(Data excerpts)

----------

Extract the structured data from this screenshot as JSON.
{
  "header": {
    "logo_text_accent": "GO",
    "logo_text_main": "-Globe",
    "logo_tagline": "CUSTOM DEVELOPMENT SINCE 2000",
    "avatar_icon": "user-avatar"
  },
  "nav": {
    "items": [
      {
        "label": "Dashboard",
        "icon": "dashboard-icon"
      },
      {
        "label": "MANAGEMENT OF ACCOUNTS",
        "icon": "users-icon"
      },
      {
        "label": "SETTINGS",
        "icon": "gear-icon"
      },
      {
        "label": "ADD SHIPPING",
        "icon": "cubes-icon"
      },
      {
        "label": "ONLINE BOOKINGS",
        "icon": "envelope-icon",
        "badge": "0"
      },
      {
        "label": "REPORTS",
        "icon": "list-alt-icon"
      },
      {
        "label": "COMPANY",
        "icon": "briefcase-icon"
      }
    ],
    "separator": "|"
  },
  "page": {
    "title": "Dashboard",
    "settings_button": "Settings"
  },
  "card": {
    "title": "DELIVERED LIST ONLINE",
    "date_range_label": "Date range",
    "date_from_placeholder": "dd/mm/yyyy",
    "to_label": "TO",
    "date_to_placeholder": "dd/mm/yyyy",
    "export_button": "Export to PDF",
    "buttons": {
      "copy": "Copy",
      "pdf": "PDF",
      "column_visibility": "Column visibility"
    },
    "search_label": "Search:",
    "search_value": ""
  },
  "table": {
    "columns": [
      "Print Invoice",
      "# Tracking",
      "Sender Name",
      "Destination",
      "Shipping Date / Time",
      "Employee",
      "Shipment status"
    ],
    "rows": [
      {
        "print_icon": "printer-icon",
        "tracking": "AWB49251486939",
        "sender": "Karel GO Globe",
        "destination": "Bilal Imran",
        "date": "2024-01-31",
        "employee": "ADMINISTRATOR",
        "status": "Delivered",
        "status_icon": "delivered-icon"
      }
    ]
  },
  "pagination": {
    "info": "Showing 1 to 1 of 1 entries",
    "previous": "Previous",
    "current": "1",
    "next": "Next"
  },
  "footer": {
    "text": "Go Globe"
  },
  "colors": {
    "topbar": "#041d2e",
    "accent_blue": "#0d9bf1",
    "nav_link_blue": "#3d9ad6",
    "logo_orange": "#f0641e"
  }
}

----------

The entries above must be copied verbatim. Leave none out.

*ANSWER FOR THIS EXERCISE*
Extract the structured data from this screenshot as JSON.
{
  "header": {
    "logo_text_accent": "GO",
    "logo_text_main": "-Globe",
    "logo_tagline": "CUSTOM DEVELOPMENT SINCE 2000",
    "avatar_icon": "user-avatar"
  },
  "nav": {
    "items": [
      {
        "label": "Dashboard",
        "icon": "dashboard-icon"
      },
      {
        "label": "MANAGEMENT OF ACCOUNTS",
        "icon": "users-icon"
      },
      {
        "label": "SETTINGS",
        "icon": "gear-icon"
      },
      {
        "label": "ADD SHIPPING",
        "icon": "cubes-icon"
      },
      {
        "label": "ONLINE BOOKINGS",
        "icon": "envelope-icon",
        "badge": "0"
      },
      {
        "label": "REPORTS",
        "icon": "list-alt-icon"
      },
      {
        "label": "COMPANY",
        "icon": "briefcase-icon"
      }
    ],
    "separator": "|"
  },
  "page": {
    "title": "Dashboard",
    "settings_button": "Settings"
  },
  "card": {
    "title": "DELIVERED LIST ONLINE",
    "date_range_label": "Date range",
    "date_from_placeholder": "dd/mm/yyyy",
    "to_label": "TO",
    "date_to_placeholder": "dd/mm/yyyy",
    "export_button": "Export to PDF",
    "buttons": {
      "copy": "Copy",
      "pdf": "PDF",
      "column_visibility": "Column visibility"
    },
    "search_label": "Search:",
    "search_value": ""
  },
  "table": {
    "columns": [
      "Print Invoice",
      "# Tracking",
      "Sender Name",
      "Destination",
      "Shipping Date / Time",
      "Employee",
      "Shipment status"
    ],
    "rows": [
      {
        "print_icon": "printer-icon",
        "tracking": "AWB49251486939",
        "sender": "Karel GO Globe",
        "destination": "Bilal Imran",
        "date": "2024-01-31",
        "employee": "ADMINISTRATOR",
        "status": "Delivered",
        "status_icon": "delivered-icon"
      }
    ]
  },
  "pagination": {
    "info": "Showing 1 to 1 of 1 entries",
    "previous": "Previous",
    "current": "1",
    "next": "Next"
  },
  "footer": {
    "text": "Go Globe"
  },
  "colors": {
    "topbar": "#041d2e",
    "accent_blue": "#0d9bf1",
    "nav_link_blue": "#3d9ad6",
    "logo_orange": "#f0641e"
  }
}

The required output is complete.